Gallup trends on these measures show virtually no change since 2005 in the percentage of Americans making donations to nonreligious causes (76% in 2005 vs. 75% today), but a slight dip, from 64% to 59%, in the percentage supporting religious entities.

Tensions abound between religious reasons to give (and to give anonymously) and social demands for accountability in giving (the call to name oneself in order to model generosity); likewise for philanthropy, and to cite one article as between one’s community and oneself as well as between one’s God and oneself. As Robert Wuthnow and Virginia A. Hodgkinson et al. reminded us in Faith and Philanthropy in America links between religion and philanthropy have a significant (and underinvestigated) history in our country. So too does the relationship between religion and higher education.

Tax writeoffs and self-aggrandizement, supporting the status quo and responding to crisis are not the only rationales for giving. Hope, and hope for transformational change, is as well. These particular anonymous gifts have accomplished much more than the dollars might indicate, though that is also significant. The gifts have raised the (in)visibility of women leaders in higher education and reminded us of the place of higher education once had in social mobility and, thus, social justice. It calls us to make that true again; to remember education as a public good.

The gifts remind us, as well, that despite the presence of some (very prominent) women leaders in higher education (most notably in recent years the appointment of Drew Faust Gilpin at Harvard), overall numbers remain low. And, as critiques of identity politics make evident, it is not just women that matter; both women and men who emphasize transformative social change and imagine an inclusive future are crucial. Yes, getting an education is a feminist (and womanist) act, and increasing access for women is too. So might be the hiring of a feminist president.

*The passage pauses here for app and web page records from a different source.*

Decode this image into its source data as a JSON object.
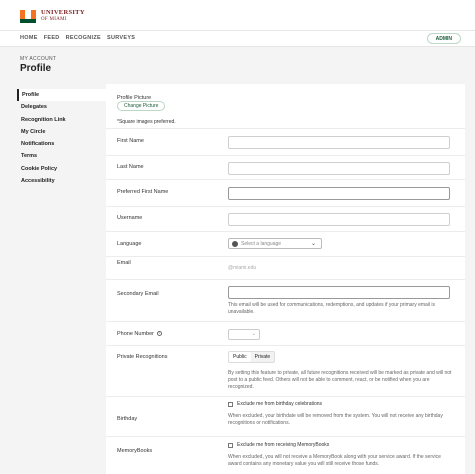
{
  "brand": {
    "line1": "UNIVERSITY",
    "line2": "OF MIAMI",
    "colors": {
      "orange": "#f47321",
      "green": "#005030"
    }
  },
  "nav": {
    "items": [
      "HOME",
      "FEED",
      "RECOGNIZE",
      "SURVEYS"
    ],
    "admin_label": "ADMIN"
  },
  "header": {
    "section": "MY ACCOUNT",
    "title": "Profile"
  },
  "sidebar": {
    "items": [
      "Profile",
      "Delegates",
      "Recognition Link",
      "My Circle",
      "Notifications",
      "Terms",
      "Cookie Policy",
      "Accessibility"
    ]
  },
  "form": {
    "picture": {
      "label": "Profile Picture",
      "button": "Change Picture",
      "note": "*Square images preferred."
    },
    "first_name": {
      "label": "First Name",
      "value": ""
    },
    "last_name": {
      "label": "Last Name",
      "value": ""
    },
    "preferred_first_name": {
      "label": "Preferred First Name",
      "value": ""
    },
    "username": {
      "label": "Username",
      "value": ""
    },
    "language": {
      "label": "Language",
      "placeholder": "Select a language"
    },
    "email": {
      "label": "Email",
      "value": "@miami.edu"
    },
    "secondary_email": {
      "label": "Secondary Email",
      "value": "",
      "help": "This email will be used for communications, redemptions, and updates if your primary email is unavailable."
    },
    "phone": {
      "label": "Phone Number"
    },
    "private_recognitions": {
      "label": "Private Recognitions",
      "options": [
        "Public",
        "Private"
      ],
      "selected": "Public",
      "help": "By setting this feature to private, all future recognitions received will be marked as private and will not post to a public feed. Others will not be able to comment, react, or be notified when you are recognized."
    },
    "birthday": {
      "label": "Birthday",
      "checkbox": "Exclude me from birthday celebrations",
      "help": "When excluded, your birthdate will be removed from the system. You will not receive any birthday recognitions or notifications."
    },
    "memorybooks": {
      "label": "MemoryBooks",
      "checkbox": "Exclude me from receiving MemoryBooks",
      "help": "When excluded, you will not receive a MemoryBook along with your service award. If the service award contains any monetary value you will still receive those funds."
    }
  }
}
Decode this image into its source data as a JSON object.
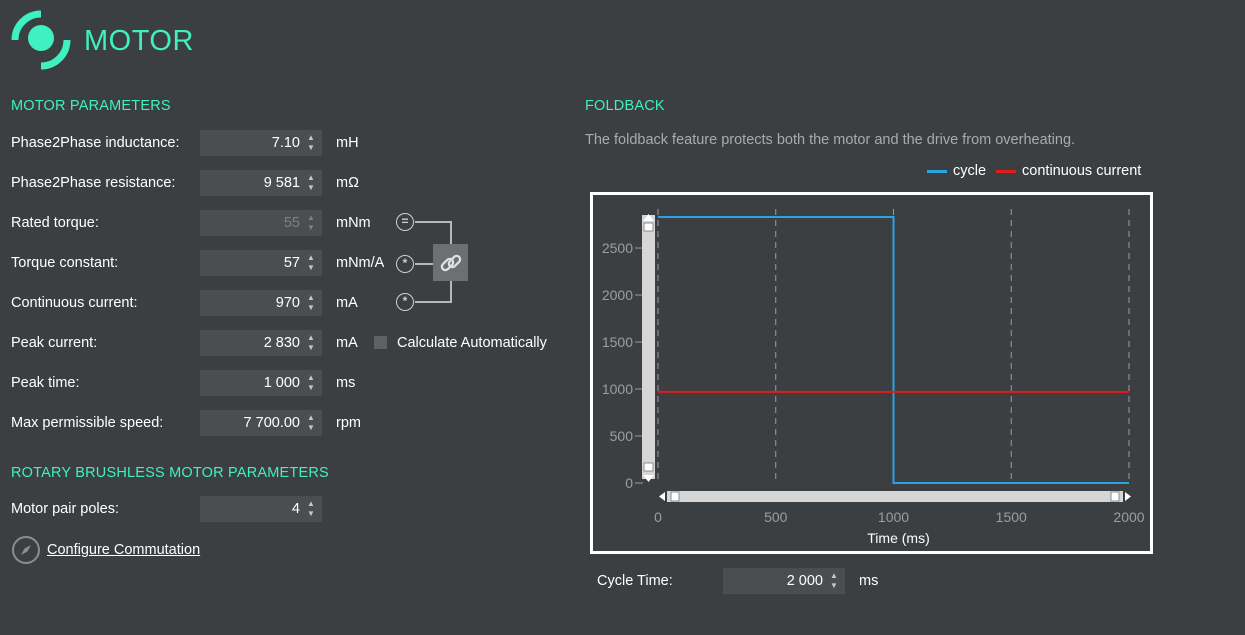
{
  "app": {
    "title": "MOTOR"
  },
  "motor_parameters": {
    "title": "MOTOR PARAMETERS",
    "rows": [
      {
        "label": "Phase2Phase inductance:",
        "value": "7.10",
        "unit": "mH"
      },
      {
        "label": "Phase2Phase resistance:",
        "value": "9 581",
        "unit": "mΩ"
      },
      {
        "label": "Rated torque:",
        "value": "55",
        "unit": "mNm"
      },
      {
        "label": "Torque constant:",
        "value": "57",
        "unit": "mNm/A"
      },
      {
        "label": "Continuous current:",
        "value": "970",
        "unit": "mA"
      },
      {
        "label": "Peak current:",
        "value": "2 830",
        "unit": "mA"
      },
      {
        "label": "Peak time:",
        "value": "1 000",
        "unit": "ms"
      },
      {
        "label": "Max permissible speed:",
        "value": "7 700.00",
        "unit": "rpm"
      }
    ],
    "calculate_automatically": {
      "label": "Calculate Automatically",
      "checked": false
    },
    "relation_icons": {
      "equals": "=",
      "multiply": "*"
    }
  },
  "rotary": {
    "title": "ROTARY BRUSHLESS MOTOR PARAMETERS",
    "pair_poles": {
      "label": "Motor pair poles:",
      "value": "4"
    },
    "configure_link": "Configure Commutation"
  },
  "foldback": {
    "title": "FOLDBACK",
    "description": "The foldback feature protects both the motor and the drive from overheating.",
    "cycle_time": {
      "label": "Cycle Time:",
      "value": "2 000",
      "unit": "ms"
    }
  },
  "chart_data": {
    "type": "line",
    "xlabel": "Time (ms)",
    "ylabel": "",
    "xlim": [
      0,
      2000
    ],
    "ylim": [
      0,
      2830
    ],
    "x_ticks": [
      0,
      500,
      1000,
      1500,
      2000
    ],
    "y_ticks": [
      0,
      500,
      1000,
      1500,
      2000,
      2500
    ],
    "grid": "vertical dashed",
    "legend_position": "top-right",
    "series": [
      {
        "name": "cycle",
        "color": "#2aa3e0",
        "x": [
          0,
          1000,
          1000,
          2000
        ],
        "y": [
          2830,
          2830,
          0,
          0
        ]
      },
      {
        "name": "continuous current",
        "color": "#e21b1b",
        "x": [
          0,
          2000
        ],
        "y": [
          970,
          970
        ]
      }
    ]
  },
  "colors": {
    "accent": "#3ff0c0",
    "background": "#3b3f42",
    "field": "#4a4e51"
  }
}
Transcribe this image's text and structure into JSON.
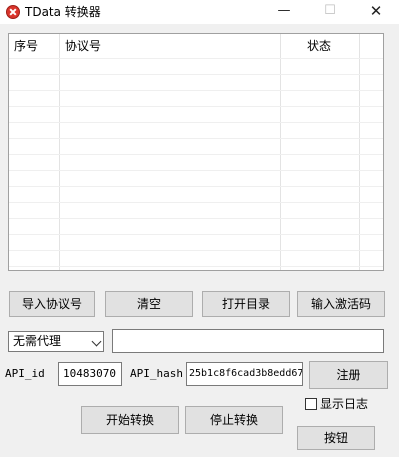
{
  "window": {
    "title": "TData 转换器",
    "minimize_glyph": "—",
    "maximize_glyph": "☐",
    "close_glyph": "✕"
  },
  "table": {
    "columns": [
      "序号",
      "协议号",
      "状态"
    ],
    "rows": []
  },
  "buttons": {
    "import": "导入协议号",
    "clear": "清空",
    "open_dir": "打开目录",
    "activation": "输入激活码",
    "register": "注册",
    "start": "开始转换",
    "stop": "停止转换",
    "generic": "按钮"
  },
  "proxy": {
    "selected": "无需代理",
    "address_value": ""
  },
  "api": {
    "id_label": "API_id",
    "id_value": "10483070",
    "hash_label": "API_hash",
    "hash_value": "25b1c8f6cad3b8edd67"
  },
  "log_checkbox": {
    "label": "显示日志",
    "checked": false
  },
  "colors": {
    "window_bg": "#f0f0f0",
    "button_bg": "#e1e1e1",
    "icon_red": "#d9342b"
  }
}
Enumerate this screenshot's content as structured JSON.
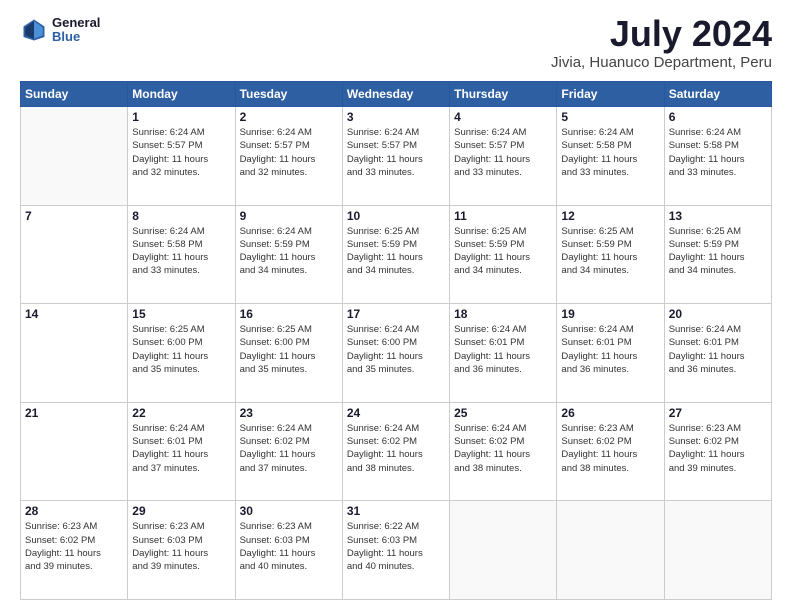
{
  "logo": {
    "line1": "General",
    "line2": "Blue"
  },
  "title": "July 2024",
  "subtitle": "Jivia, Huanuco Department, Peru",
  "days_of_week": [
    "Sunday",
    "Monday",
    "Tuesday",
    "Wednesday",
    "Thursday",
    "Friday",
    "Saturday"
  ],
  "weeks": [
    [
      {
        "day": "",
        "info": ""
      },
      {
        "day": "1",
        "info": "Sunrise: 6:24 AM\nSunset: 5:57 PM\nDaylight: 11 hours\nand 32 minutes."
      },
      {
        "day": "2",
        "info": "Sunrise: 6:24 AM\nSunset: 5:57 PM\nDaylight: 11 hours\nand 32 minutes."
      },
      {
        "day": "3",
        "info": "Sunrise: 6:24 AM\nSunset: 5:57 PM\nDaylight: 11 hours\nand 33 minutes."
      },
      {
        "day": "4",
        "info": "Sunrise: 6:24 AM\nSunset: 5:57 PM\nDaylight: 11 hours\nand 33 minutes."
      },
      {
        "day": "5",
        "info": "Sunrise: 6:24 AM\nSunset: 5:58 PM\nDaylight: 11 hours\nand 33 minutes."
      },
      {
        "day": "6",
        "info": "Sunrise: 6:24 AM\nSunset: 5:58 PM\nDaylight: 11 hours\nand 33 minutes."
      }
    ],
    [
      {
        "day": "7",
        "info": ""
      },
      {
        "day": "8",
        "info": "Sunrise: 6:24 AM\nSunset: 5:58 PM\nDaylight: 11 hours\nand 33 minutes."
      },
      {
        "day": "9",
        "info": "Sunrise: 6:24 AM\nSunset: 5:59 PM\nDaylight: 11 hours\nand 34 minutes."
      },
      {
        "day": "10",
        "info": "Sunrise: 6:25 AM\nSunset: 5:59 PM\nDaylight: 11 hours\nand 34 minutes."
      },
      {
        "day": "11",
        "info": "Sunrise: 6:25 AM\nSunset: 5:59 PM\nDaylight: 11 hours\nand 34 minutes."
      },
      {
        "day": "12",
        "info": "Sunrise: 6:25 AM\nSunset: 5:59 PM\nDaylight: 11 hours\nand 34 minutes."
      },
      {
        "day": "13",
        "info": "Sunrise: 6:25 AM\nSunset: 5:59 PM\nDaylight: 11 hours\nand 34 minutes."
      }
    ],
    [
      {
        "day": "14",
        "info": ""
      },
      {
        "day": "15",
        "info": "Sunrise: 6:25 AM\nSunset: 6:00 PM\nDaylight: 11 hours\nand 35 minutes."
      },
      {
        "day": "16",
        "info": "Sunrise: 6:25 AM\nSunset: 6:00 PM\nDaylight: 11 hours\nand 35 minutes."
      },
      {
        "day": "17",
        "info": "Sunrise: 6:24 AM\nSunset: 6:00 PM\nDaylight: 11 hours\nand 35 minutes."
      },
      {
        "day": "18",
        "info": "Sunrise: 6:24 AM\nSunset: 6:01 PM\nDaylight: 11 hours\nand 36 minutes."
      },
      {
        "day": "19",
        "info": "Sunrise: 6:24 AM\nSunset: 6:01 PM\nDaylight: 11 hours\nand 36 minutes."
      },
      {
        "day": "20",
        "info": "Sunrise: 6:24 AM\nSunset: 6:01 PM\nDaylight: 11 hours\nand 36 minutes."
      }
    ],
    [
      {
        "day": "21",
        "info": ""
      },
      {
        "day": "22",
        "info": "Sunrise: 6:24 AM\nSunset: 6:01 PM\nDaylight: 11 hours\nand 37 minutes."
      },
      {
        "day": "23",
        "info": "Sunrise: 6:24 AM\nSunset: 6:02 PM\nDaylight: 11 hours\nand 37 minutes."
      },
      {
        "day": "24",
        "info": "Sunrise: 6:24 AM\nSunset: 6:02 PM\nDaylight: 11 hours\nand 38 minutes."
      },
      {
        "day": "25",
        "info": "Sunrise: 6:24 AM\nSunset: 6:02 PM\nDaylight: 11 hours\nand 38 minutes."
      },
      {
        "day": "26",
        "info": "Sunrise: 6:23 AM\nSunset: 6:02 PM\nDaylight: 11 hours\nand 38 minutes."
      },
      {
        "day": "27",
        "info": "Sunrise: 6:23 AM\nSunset: 6:02 PM\nDaylight: 11 hours\nand 39 minutes."
      }
    ],
    [
      {
        "day": "28",
        "info": "Sunrise: 6:23 AM\nSunset: 6:02 PM\nDaylight: 11 hours\nand 39 minutes."
      },
      {
        "day": "29",
        "info": "Sunrise: 6:23 AM\nSunset: 6:03 PM\nDaylight: 11 hours\nand 39 minutes."
      },
      {
        "day": "30",
        "info": "Sunrise: 6:23 AM\nSunset: 6:03 PM\nDaylight: 11 hours\nand 40 minutes."
      },
      {
        "day": "31",
        "info": "Sunrise: 6:22 AM\nSunset: 6:03 PM\nDaylight: 11 hours\nand 40 minutes."
      },
      {
        "day": "",
        "info": ""
      },
      {
        "day": "",
        "info": ""
      },
      {
        "day": "",
        "info": ""
      }
    ]
  ]
}
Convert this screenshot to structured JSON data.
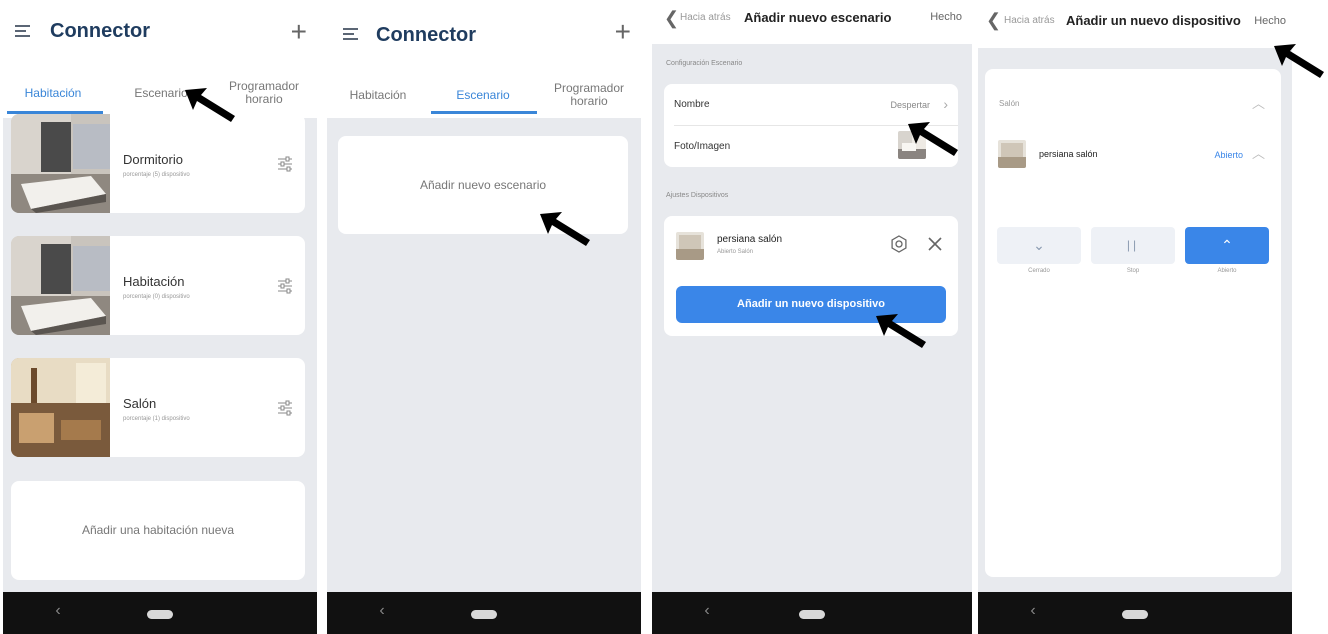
{
  "common": {
    "back_glyph": "‹"
  },
  "screen1": {
    "title": "Connector",
    "tabs": [
      "Habitación",
      "Escenario",
      "Programador horario"
    ],
    "active_tab": 0,
    "rooms": [
      {
        "name": "Dormitorio",
        "subtitle": "porcentaje (5) dispositivo"
      },
      {
        "name": "Habitación",
        "subtitle": "porcentaje (0) dispositivo"
      },
      {
        "name": "Salón",
        "subtitle": "porcentaje (1) dispositivo"
      }
    ],
    "add_room": "Añadir una habitación nueva"
  },
  "screen2": {
    "title": "Connector",
    "tabs": [
      "Habitación",
      "Escenario",
      "Programador horario"
    ],
    "active_tab": 1,
    "add_scenario": "Añadir nuevo escenario"
  },
  "screen3": {
    "back": "Hacia atrás",
    "title": "Añadir nuevo escenario",
    "done": "Hecho",
    "section_config": "Configuración Escenario",
    "name_label": "Nombre",
    "name_value": "Despertar",
    "photo_label": "Foto/Imagen",
    "section_devices": "Ajustes Dispositivos",
    "device_name": "persiana salón",
    "device_sub": "Abierto Salón",
    "add_device": "Añadir un nuevo dispositivo"
  },
  "screen4": {
    "back": "Hacia atrás",
    "title": "Añadir un nuevo dispositivo",
    "done": "Hecho",
    "room": "Salón",
    "device_name": "persiana salón",
    "device_state": "Abierto",
    "controls": [
      {
        "label": "Cerrado",
        "icon": "chevron-down-icon"
      },
      {
        "label": "Stop",
        "icon": "pause-icon"
      },
      {
        "label": "Abierto",
        "icon": "chevron-up-icon"
      }
    ],
    "active_control": 2
  },
  "colors": {
    "accent": "#3a86e8",
    "title": "#1f3c5f",
    "background": "#e8eaee",
    "navbar": "#111111"
  }
}
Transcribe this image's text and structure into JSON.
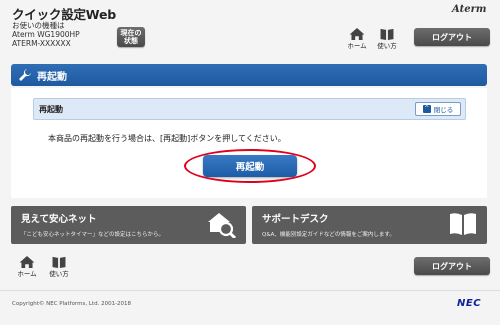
{
  "header": {
    "app_title": "クイック設定Web",
    "model_label": "お使いの機種は",
    "model_name": "Aterm WG1900HP",
    "model_serial": "ATERM-XXXXXX",
    "status_button": "現在の\n状態",
    "brand": "Aterm",
    "home_label": "ホーム",
    "manual_label": "使い方",
    "logout_label": "ログアウト"
  },
  "section": {
    "title": "再起動",
    "panel_title": "再起動",
    "collapse_label": "閉じる",
    "instruction": "本商品の再起動を行う場合は、[再起動]ボタンを押してください。",
    "reboot_button": "再起動"
  },
  "banners": {
    "safety_title": "見えて安心ネット",
    "safety_desc": "「こども安心ネットタイマー」などの設定はこちらから。",
    "support_title": "サポートデスク",
    "support_desc": "Q&A、機能別設定ガイドなどの情報をご案内します。"
  },
  "footer": {
    "home_label": "ホーム",
    "manual_label": "使い方",
    "logout_label": "ログアウト",
    "copyright": "Copyright© NEC Platforms, Ltd. 2001-2018",
    "nec_logo": "NEC"
  },
  "colors": {
    "accent_blue": "#1e5aa0",
    "banner_gray": "#5c5c5c",
    "highlight_red": "#e0001b"
  }
}
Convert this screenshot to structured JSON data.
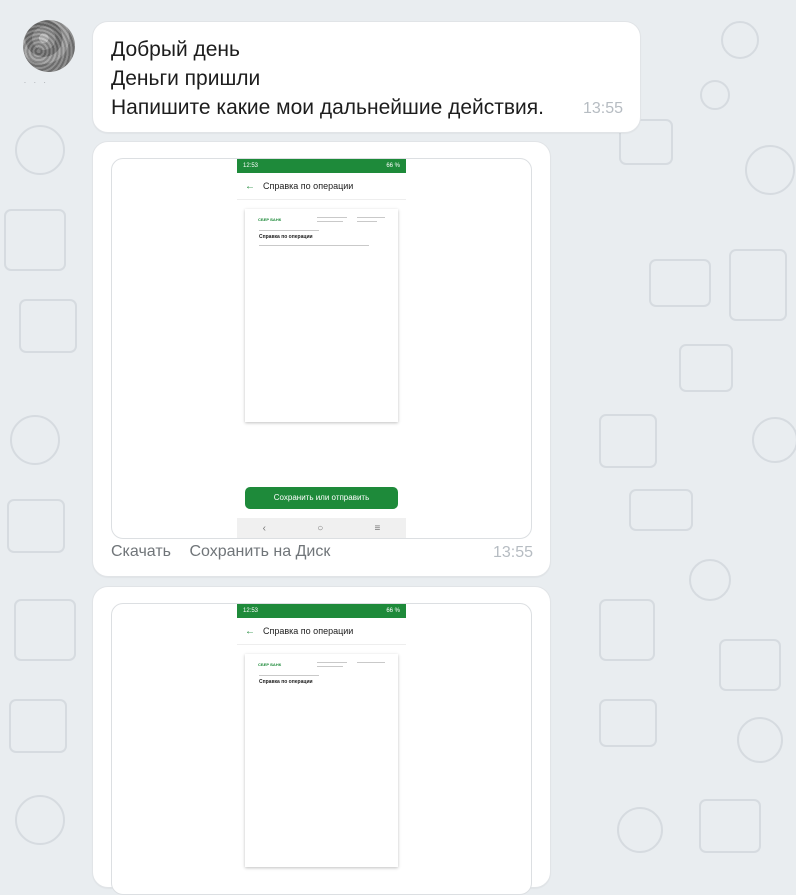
{
  "messages": {
    "line1": "Добрый день",
    "line2": "Деньги пришли",
    "line3": "Напишите какие мои дальнейшие действия.",
    "time": "13:55"
  },
  "image_message": {
    "download_label": "Скачать",
    "save_disk_label": "Сохранить на Диск",
    "time": "13:55"
  },
  "phone": {
    "status_time_1": "12:53",
    "status_time_2": "12:53",
    "status_right": "66 %",
    "screen_title": "Справка по операции",
    "doc_logo": "СБЕР БАНК",
    "doc_title": "Справка по операции",
    "save_button": "Сохранить или отправить"
  },
  "icons": {
    "back": "arrow-left-icon",
    "nav_back": "chevron-left-icon",
    "nav_home": "circle-icon",
    "nav_menu": "menu-icon"
  },
  "colors": {
    "accent_green": "#1e8a3a",
    "background": "#e9edf0"
  }
}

While the glass ceiling metaphor may no longer be entirely descriptive, as Alice Eagley and Linda Carli have noted in their recent book, Through the Labyrinth: The Truth about How Women Become Leaders, the route to leadership, and indeed to education, remains a labyrinth for all women, and for men of color. It certainly does for the poor. Hurrah for those who make it more possible to navigate the terrain. Hurrah for this feminist (and womanist) giving. Hurrah for Anonymous.